*** Task material Section Begins ***
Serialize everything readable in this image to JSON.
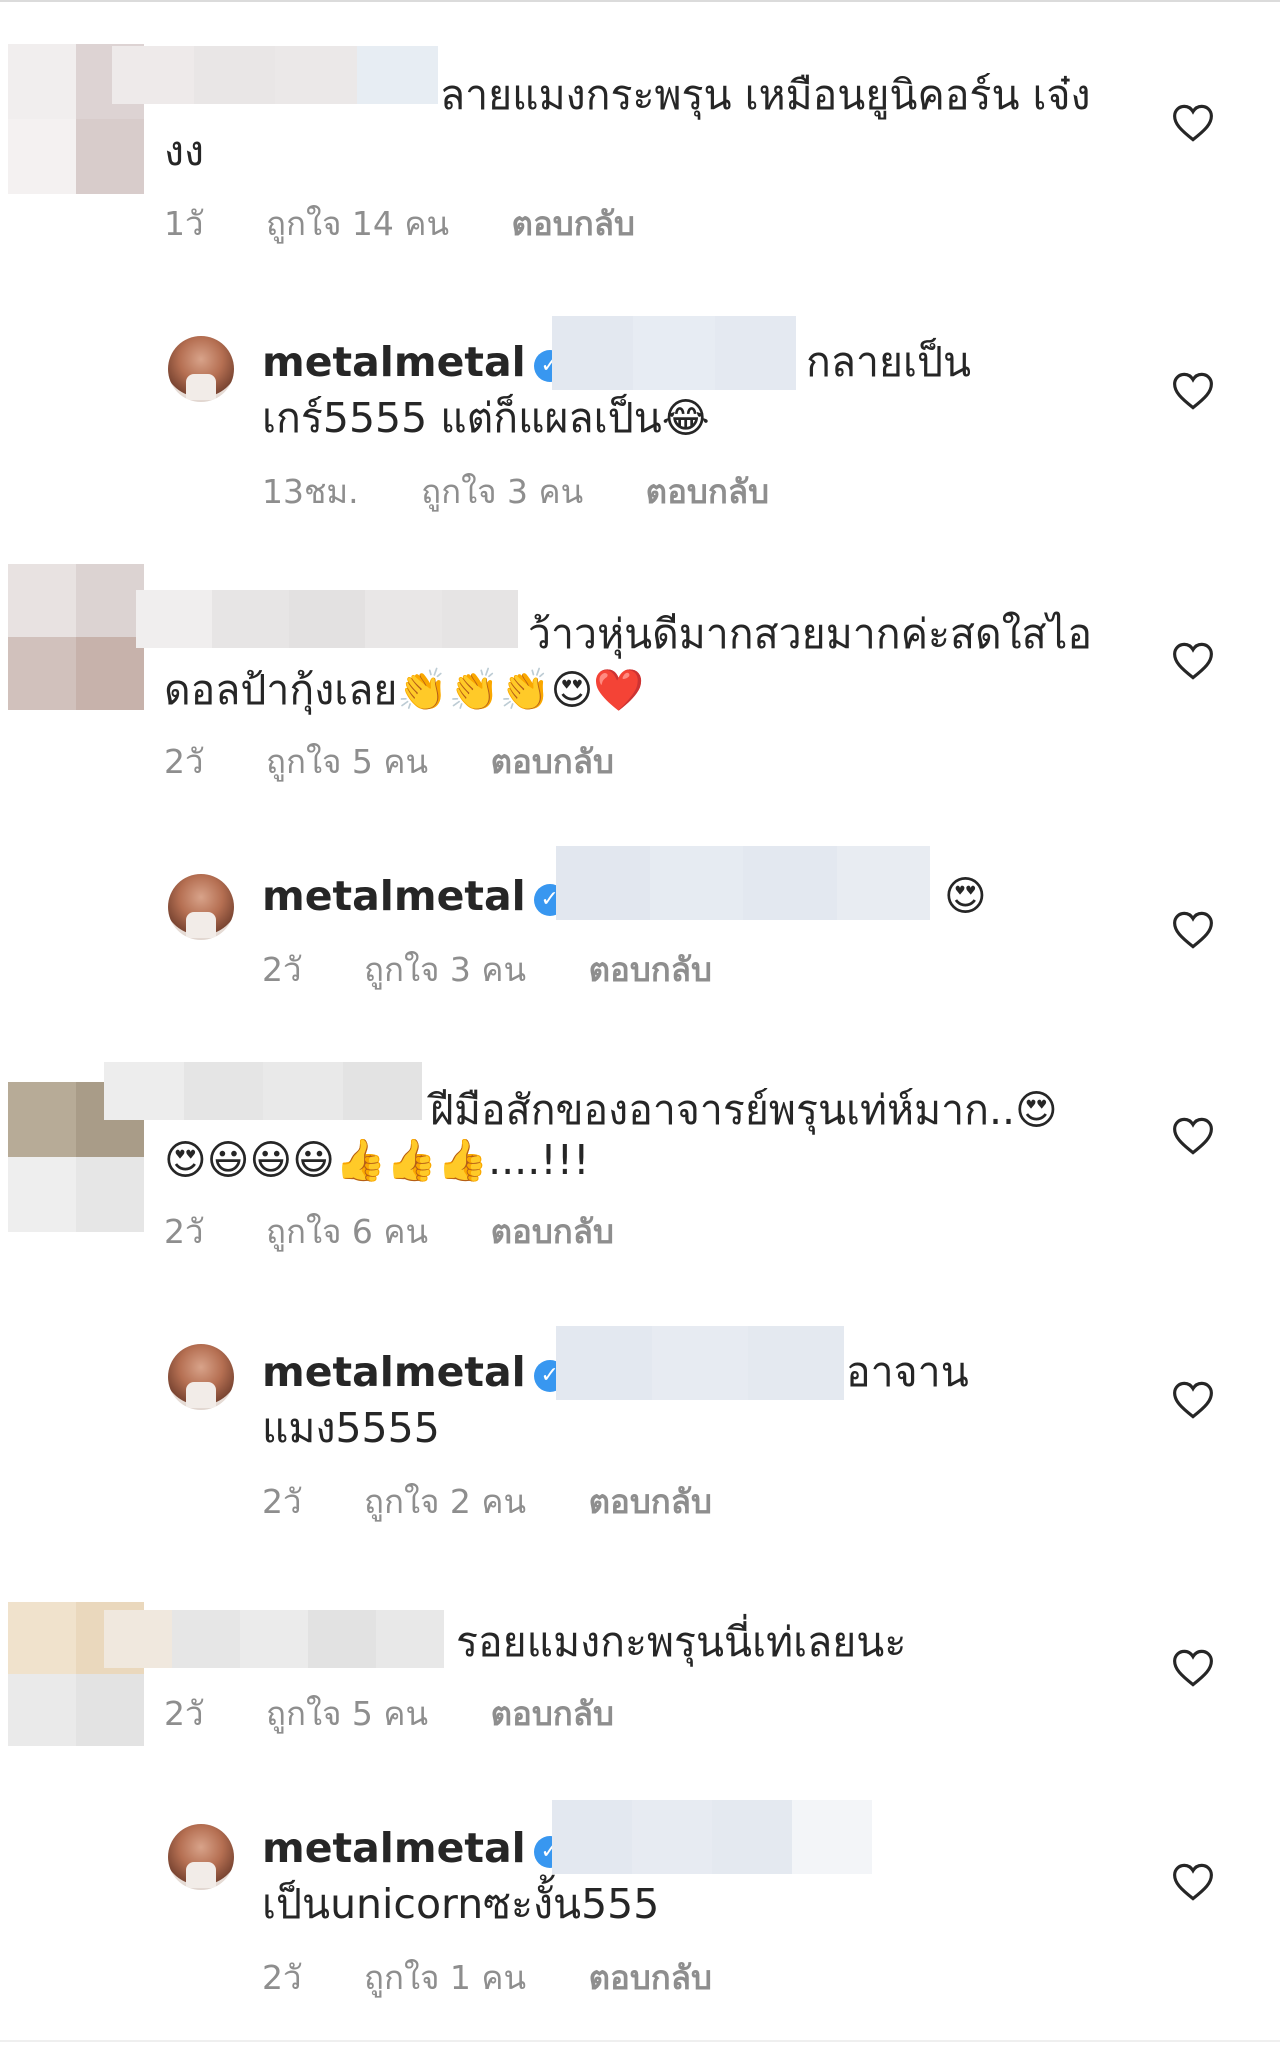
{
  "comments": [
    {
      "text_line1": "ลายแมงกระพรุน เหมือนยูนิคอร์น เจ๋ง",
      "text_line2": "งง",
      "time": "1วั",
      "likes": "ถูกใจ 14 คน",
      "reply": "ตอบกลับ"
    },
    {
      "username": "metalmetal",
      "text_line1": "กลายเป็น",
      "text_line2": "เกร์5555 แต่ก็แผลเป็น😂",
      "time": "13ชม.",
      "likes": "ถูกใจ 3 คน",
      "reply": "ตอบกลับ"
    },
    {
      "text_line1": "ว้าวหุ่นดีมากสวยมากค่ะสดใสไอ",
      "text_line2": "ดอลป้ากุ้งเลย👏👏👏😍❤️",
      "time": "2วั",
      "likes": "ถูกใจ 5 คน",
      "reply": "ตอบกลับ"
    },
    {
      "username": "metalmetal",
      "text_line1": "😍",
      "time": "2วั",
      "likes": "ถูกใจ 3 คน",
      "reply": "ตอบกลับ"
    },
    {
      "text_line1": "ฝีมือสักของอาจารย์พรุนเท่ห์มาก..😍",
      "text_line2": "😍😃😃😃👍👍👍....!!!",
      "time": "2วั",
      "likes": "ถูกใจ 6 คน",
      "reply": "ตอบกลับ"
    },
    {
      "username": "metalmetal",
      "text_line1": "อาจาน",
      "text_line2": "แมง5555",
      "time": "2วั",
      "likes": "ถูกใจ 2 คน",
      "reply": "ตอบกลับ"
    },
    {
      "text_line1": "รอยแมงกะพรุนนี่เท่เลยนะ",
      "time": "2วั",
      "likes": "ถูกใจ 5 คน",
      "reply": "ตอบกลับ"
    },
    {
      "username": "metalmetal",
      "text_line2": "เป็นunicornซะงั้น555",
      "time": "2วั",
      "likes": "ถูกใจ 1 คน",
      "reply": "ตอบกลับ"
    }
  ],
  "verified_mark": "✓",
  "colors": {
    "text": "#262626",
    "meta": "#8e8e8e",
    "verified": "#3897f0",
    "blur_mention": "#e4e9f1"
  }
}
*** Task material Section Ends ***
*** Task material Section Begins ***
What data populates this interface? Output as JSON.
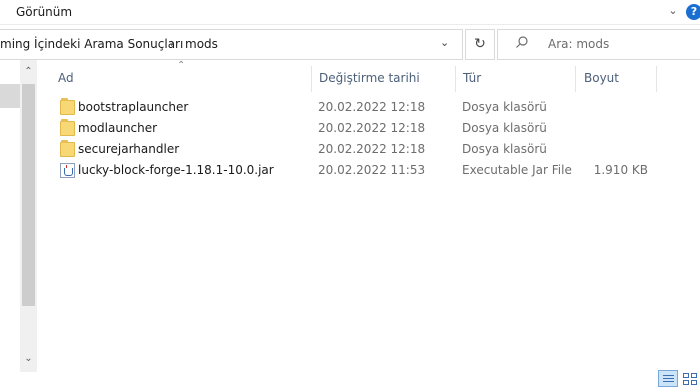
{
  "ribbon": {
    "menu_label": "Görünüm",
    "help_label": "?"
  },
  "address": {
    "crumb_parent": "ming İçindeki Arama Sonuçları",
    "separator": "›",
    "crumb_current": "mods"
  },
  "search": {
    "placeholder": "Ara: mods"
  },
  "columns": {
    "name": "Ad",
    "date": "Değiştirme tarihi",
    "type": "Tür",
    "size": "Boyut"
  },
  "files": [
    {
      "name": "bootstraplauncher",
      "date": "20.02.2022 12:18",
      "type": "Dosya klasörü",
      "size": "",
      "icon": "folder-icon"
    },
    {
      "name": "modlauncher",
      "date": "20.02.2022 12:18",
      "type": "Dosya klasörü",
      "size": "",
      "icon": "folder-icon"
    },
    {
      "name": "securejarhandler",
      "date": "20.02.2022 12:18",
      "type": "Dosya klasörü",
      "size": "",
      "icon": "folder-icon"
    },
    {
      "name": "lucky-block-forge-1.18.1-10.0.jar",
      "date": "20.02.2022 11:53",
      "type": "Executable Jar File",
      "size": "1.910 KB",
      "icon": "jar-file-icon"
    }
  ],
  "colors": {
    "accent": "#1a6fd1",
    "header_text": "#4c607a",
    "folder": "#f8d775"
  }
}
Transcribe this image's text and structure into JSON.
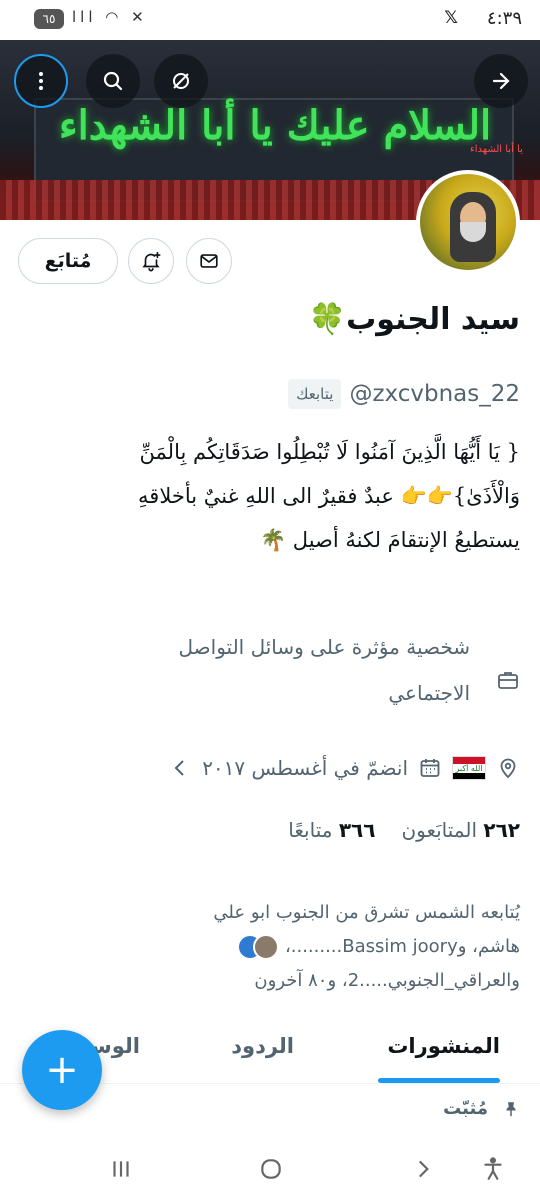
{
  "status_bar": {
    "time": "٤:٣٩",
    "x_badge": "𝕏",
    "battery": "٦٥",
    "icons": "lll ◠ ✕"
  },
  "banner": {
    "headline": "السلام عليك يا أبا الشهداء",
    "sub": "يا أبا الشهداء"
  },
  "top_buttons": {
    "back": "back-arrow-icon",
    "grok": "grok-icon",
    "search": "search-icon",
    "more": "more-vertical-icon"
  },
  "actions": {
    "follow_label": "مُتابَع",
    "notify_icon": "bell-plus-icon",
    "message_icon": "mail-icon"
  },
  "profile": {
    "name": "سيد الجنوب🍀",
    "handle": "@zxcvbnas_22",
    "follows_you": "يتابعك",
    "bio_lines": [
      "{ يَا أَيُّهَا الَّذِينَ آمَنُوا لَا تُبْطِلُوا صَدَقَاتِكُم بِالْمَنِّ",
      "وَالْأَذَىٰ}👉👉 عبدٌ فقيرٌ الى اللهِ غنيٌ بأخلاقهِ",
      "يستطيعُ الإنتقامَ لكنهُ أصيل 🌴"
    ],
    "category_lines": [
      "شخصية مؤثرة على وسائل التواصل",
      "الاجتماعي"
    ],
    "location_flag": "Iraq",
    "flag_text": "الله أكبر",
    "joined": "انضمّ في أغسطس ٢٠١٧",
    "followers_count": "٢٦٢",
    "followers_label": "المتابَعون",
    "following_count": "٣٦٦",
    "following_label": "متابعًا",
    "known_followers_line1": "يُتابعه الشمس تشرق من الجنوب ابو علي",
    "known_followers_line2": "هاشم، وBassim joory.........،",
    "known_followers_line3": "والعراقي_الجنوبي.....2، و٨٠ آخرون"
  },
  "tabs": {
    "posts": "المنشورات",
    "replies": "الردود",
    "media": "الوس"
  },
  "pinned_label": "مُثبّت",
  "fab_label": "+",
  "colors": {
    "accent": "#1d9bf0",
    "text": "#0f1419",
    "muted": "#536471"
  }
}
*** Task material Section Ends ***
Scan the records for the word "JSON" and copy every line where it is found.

**Exercise solution**
Serialize everything readable in this image to JSON.
What data populates this interface? Output as JSON.
Transcribe this image's text and structure into JSON.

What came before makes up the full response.